### Your task
A complete, exact copy of the records is needed here.

*** Given entries Section Begins ***

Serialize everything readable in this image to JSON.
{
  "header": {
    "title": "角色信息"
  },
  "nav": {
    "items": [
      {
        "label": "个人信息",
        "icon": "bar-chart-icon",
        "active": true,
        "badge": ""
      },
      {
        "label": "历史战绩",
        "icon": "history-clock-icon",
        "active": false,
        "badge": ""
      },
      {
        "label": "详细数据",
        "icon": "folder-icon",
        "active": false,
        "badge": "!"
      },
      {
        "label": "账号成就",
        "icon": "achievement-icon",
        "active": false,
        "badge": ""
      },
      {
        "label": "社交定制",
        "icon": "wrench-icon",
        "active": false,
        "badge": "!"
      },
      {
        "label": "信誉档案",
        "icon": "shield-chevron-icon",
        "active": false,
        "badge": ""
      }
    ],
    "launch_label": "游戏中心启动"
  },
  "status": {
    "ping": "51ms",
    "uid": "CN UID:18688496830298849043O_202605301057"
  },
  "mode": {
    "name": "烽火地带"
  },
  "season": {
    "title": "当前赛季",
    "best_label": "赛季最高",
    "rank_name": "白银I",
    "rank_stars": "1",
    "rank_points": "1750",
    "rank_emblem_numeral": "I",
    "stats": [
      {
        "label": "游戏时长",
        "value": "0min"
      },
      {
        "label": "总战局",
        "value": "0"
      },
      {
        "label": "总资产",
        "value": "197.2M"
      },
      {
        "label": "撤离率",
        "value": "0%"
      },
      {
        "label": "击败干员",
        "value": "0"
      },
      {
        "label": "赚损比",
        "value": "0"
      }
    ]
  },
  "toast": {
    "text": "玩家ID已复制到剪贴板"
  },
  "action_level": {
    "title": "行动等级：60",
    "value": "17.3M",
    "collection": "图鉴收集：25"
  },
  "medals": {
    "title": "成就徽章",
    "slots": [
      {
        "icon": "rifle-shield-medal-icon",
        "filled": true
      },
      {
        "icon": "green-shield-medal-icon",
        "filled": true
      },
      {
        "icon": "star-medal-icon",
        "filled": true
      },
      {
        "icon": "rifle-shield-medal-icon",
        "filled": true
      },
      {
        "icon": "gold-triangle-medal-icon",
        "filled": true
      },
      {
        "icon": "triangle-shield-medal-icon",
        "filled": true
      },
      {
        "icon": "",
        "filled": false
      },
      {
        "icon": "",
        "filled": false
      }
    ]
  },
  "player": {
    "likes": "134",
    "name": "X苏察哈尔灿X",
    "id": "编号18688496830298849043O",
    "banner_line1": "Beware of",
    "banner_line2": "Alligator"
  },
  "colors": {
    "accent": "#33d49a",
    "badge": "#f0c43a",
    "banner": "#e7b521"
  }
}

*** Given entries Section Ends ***

### Completed task
Serialize everything readable in this image to JSON.
{
  "header": {
    "title": "角色信息"
  },
  "nav": {
    "items": [
      {
        "label": "个人信息",
        "icon": "bar-chart-icon",
        "active": true,
        "badge": ""
      },
      {
        "label": "历史战绩",
        "icon": "history-clock-icon",
        "active": false,
        "badge": ""
      },
      {
        "label": "详细数据",
        "icon": "folder-icon",
        "active": false,
        "badge": "!"
      },
      {
        "label": "账号成就",
        "icon": "achievement-icon",
        "active": false,
        "badge": ""
      },
      {
        "label": "社交定制",
        "icon": "wrench-icon",
        "active": false,
        "badge": "!"
      },
      {
        "label": "信誉档案",
        "icon": "shield-chevron-icon",
        "active": false,
        "badge": ""
      }
    ],
    "launch_label": "游戏中心启动"
  },
  "status": {
    "ping": "51ms",
    "uid": "CN UID:18688496830298849043O_202605301057"
  },
  "mode": {
    "name": "烽火地带"
  },
  "season": {
    "title": "当前赛季",
    "best_label": "赛季最高",
    "rank_name": "白银I",
    "rank_stars": "1",
    "rank_points": "1750",
    "rank_emblem_numeral": "I",
    "stats": [
      {
        "label": "游戏时长",
        "value": "0min"
      },
      {
        "label": "总战局",
        "value": "0"
      },
      {
        "label": "总资产",
        "value": "197.2M"
      },
      {
        "label": "撤离率",
        "value": "0%"
      },
      {
        "label": "击败干员",
        "value": "0"
      },
      {
        "label": "赚损比",
        "value": "0"
      }
    ]
  },
  "toast": {
    "text": "玩家ID已复制到剪贴板"
  },
  "action_level": {
    "title": "行动等级：60",
    "value": "17.3M",
    "collection": "图鉴收集：25"
  },
  "medals": {
    "title": "成就徽章",
    "slots": [
      {
        "icon": "rifle-shield-medal-icon",
        "filled": true
      },
      {
        "icon": "green-shield-medal-icon",
        "filled": true
      },
      {
        "icon": "star-medal-icon",
        "filled": true
      },
      {
        "icon": "rifle-shield-medal-icon",
        "filled": true
      },
      {
        "icon": "gold-triangle-medal-icon",
        "filled": true
      },
      {
        "icon": "triangle-shield-medal-icon",
        "filled": true
      },
      {
        "icon": "",
        "filled": false
      },
      {
        "icon": "",
        "filled": false
      }
    ]
  },
  "player": {
    "likes": "134",
    "name": "X苏察哈尔灿X",
    "id": "编号18688496830298849043O",
    "banner_line1": "Beware of",
    "banner_line2": "Alligator"
  },
  "colors": {
    "accent": "#33d49a",
    "badge": "#f0c43a",
    "banner": "#e7b521"
  }
}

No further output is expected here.